Kerala startups have already made headway into the prestigious German market. (Inset: Kanchi Arora). Photo credit: Nikolaus Bader/Pixabay
Germany will look to identify the areas to expand technological tie-ups in Kerala during the Global Huddle 2023, according to Kanchi Arora, Political and economic affairs adviser at the German Consulate in Bangalore.
“Being based in Bangalore, we acknowledge the need to shift our focus towards Kerala's unique startup environment. Our primary emphasis at the Global Huddle 2023, recognising Kerala's vibrant startup ecosystem and rich talent pool, will be to delve into and understand the dynamics of this flourishing entrepreneurial landscape,” said Arora in an exclusive interview with Tiktalk Newsletter.
This approach shows the growing importance Germany is giving to projects in India as the country looks to reduce dependency on Chinese manufacturers and diversify production bases. Since Chancellor Olaf Scholz’s visit to India in February this year, collaborative deals between the two countries have accelerated. This has led the country to look beyond the established IT hubs like Bangalore, Delhi, and Mumbai.
Exchange of visits is also being encouraged, and a team of startups led by the Kerala Startup Mission visited major cities in Germany in February this year to interact with startups and investors there. AsiaBerlin, funded by the government of Berlin, plans a similar trip of stakeholders to India soon.
Against this backdrop, the mission of the German team heading to the Global Huddle is pretty much clear.
“Our main objective is to explore avenues for fostering connections between the startup ecosystems of Kerala and Germany. We aim to identify synergies and specific thematic areas that can pave the way for meaningful collaborations and partnerships,” said Arora.
Germany is the industrial powerhouse of Europe, with its manufacturing, heavy machinery, and automotive sectors setting global benchmarks. As these sectors undertake efforts to keep up with technological changes, innovative ideas are being hoovered in from across the globe.

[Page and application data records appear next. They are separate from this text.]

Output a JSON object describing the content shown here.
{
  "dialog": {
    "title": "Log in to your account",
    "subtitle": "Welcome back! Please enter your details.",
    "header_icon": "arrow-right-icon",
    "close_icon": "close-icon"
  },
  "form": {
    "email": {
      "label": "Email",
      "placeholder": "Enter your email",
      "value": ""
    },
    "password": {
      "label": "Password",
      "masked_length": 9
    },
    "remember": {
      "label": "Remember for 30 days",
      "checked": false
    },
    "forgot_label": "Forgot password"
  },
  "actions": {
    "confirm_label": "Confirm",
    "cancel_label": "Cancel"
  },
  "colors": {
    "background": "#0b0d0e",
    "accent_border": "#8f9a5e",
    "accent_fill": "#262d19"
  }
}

“India and Kerala are excellent innovation spaces, where our German companies can find talent as well as innovative and cost-effective solutions when it comes to the future of their industries. Maybe more succinctly: Can a start-up from Kerala, for example, in AI, match with a German manufacturing SME for mutual benefit.”
The startup scene in Kerala has already made headway into the prestigious German market with companies like Accubits and Palnar Transmedia having a significant presence in Germany through tie-ups and acquisitions. Both these firms are involved in cutting-edge technology products with most of their work done at their offices in Kerala.
Another high-visibility German firm with deep-rooted ties in India is SAP Labs, which is headed by a Keralite Sindhu Gangadharan. As she wrote recently, “there are more than 1,600 Indo-German collaborations and over 600 Indo-German Joint Ventures fuelling one of the most exceptional bilateral partnerships in the world.”
Despite that around 80 percent of them are centred around cities like Bangalore, Delhi, and Mumbai. This is what the German delegation to Trivandrum event aims to correct.
“The Huddle and such tech sector gatherings play a pivotal role in strengthening ties between Germany and Kerala by bringing together all stakeholders. They provide a platform for meaningful interaction, fostering collaboration among businesses, government representatives, and innovators,” says Arora.
“The format of huddle allows you to explore freely. Its energetic and informal, exactly what businesses need to grow and collaborate. Ultimately, these events create a conducive environment for building lasting relationships and enhancing bilateral cooperation between Kerala and Germany.”